Katie Hafner (left), a journalist who covered Apple in the 1980s, interviews women who helped develop the Macintosh. They include, second from left, Joanna Hoffman, Debi Coleman, Susan Barnes, Barbara Koalkin Barza and Andy Cunningham.
As an account executive for the Regis McKenna public relations firm, Andy Cunningham planned what turned out to be the tech industry's biggest PR campaign at the time. Cunningham later left Regis McKenna to form her own PR firm and helped Jobs launch Pixar. She currently runs Cunningham Collective, a consulting firm.
Cunningham put together Monday's panel of women.
"When you're in an environment where you're respected for what you do and not...your gender or age, it's really refreshing," Cunningham says. "That's what Steve offered back then."
Susan Barnes worked as controller of the Macintosh division before leaving the company to co-found NeXT with Steve Jobs as the company's chief financial officer. She went into investment banking after leaving NeXT and later served as financial chief at Intuitive Surgical. Barnes currently holds that same title at Pacific Biosciences, a DNA sequencing company.
"His real skill was knowing which buttons to push," Barnes says of Jobs. "The thing that kept me going with him was the intellectual spark. He could get so much out of you."
Debi Coleman joined Apple in 1981 as controller for Steve Jobs' Macintosh project. She became head of Macintosh manufacturing in 1984. Coleman later served as chief financial officer of Apple in 1987, after Jobs had left the company. Coleman most recently was co-founder and co-managing partner at venture capital firm SmartForest Ventures from 2000 to June 2015.
Coleman says it took her a year to learn how to confront Jobs. She credits colleague Joanna Hoffman for serving as her teacher. "Joanna said, 'Look him in the eye. You've got to stand up.' From that point on -- I'm not saying he wasn't tough, totally demanding and totally critical -- but he was totally wonderful to me."

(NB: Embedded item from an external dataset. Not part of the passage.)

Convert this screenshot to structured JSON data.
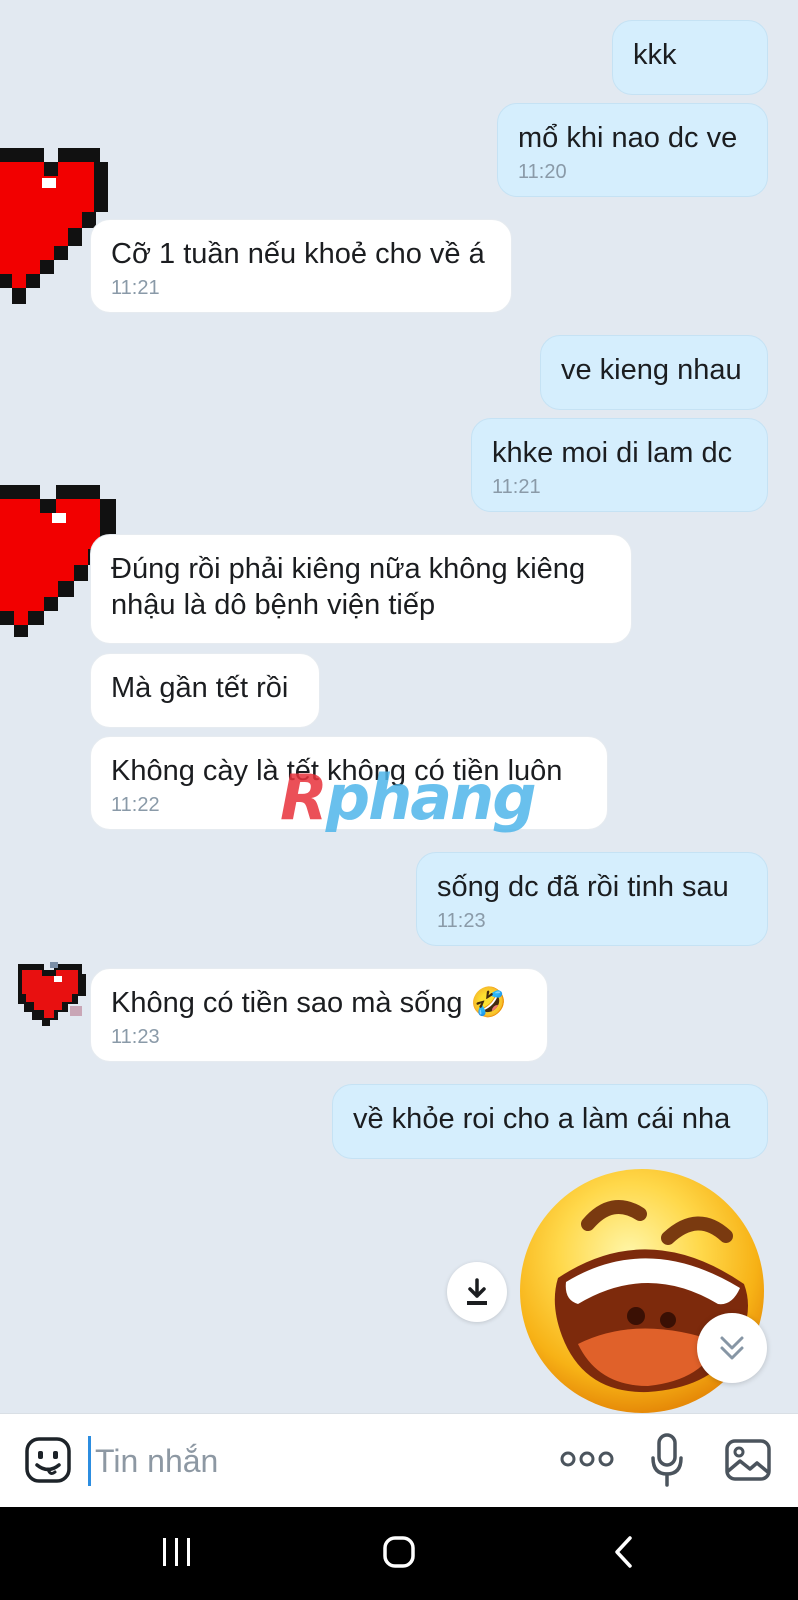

Joanna Hoffman was Apple's head of international marketing for the launch of the Mac. She's a major character in the new "Steve Jobs" film by Aaron Sorkin and Danny Boyle. Played by Kate Winslet in the film, Hoffman was Jobs' confidante and colleague, able to challenge him when no one else could.
"What is true is that so often Steve was so enthusiastic and so brilliant and visionary and not necessarily reasonable," Hoffman said at the panel. "I found myself sort of being the party pooper in a weird way."
Andy Hertzfeld (in red) was one of Apple's early software developers. Behind him, speaking on the panel, is Andy Cunningham, who served as Jobs' publicist for the launch of the Mac. Both were portrayed in the new "Steve Jobs" film. Hertzfeld said it was "just weird" seeing himself on film.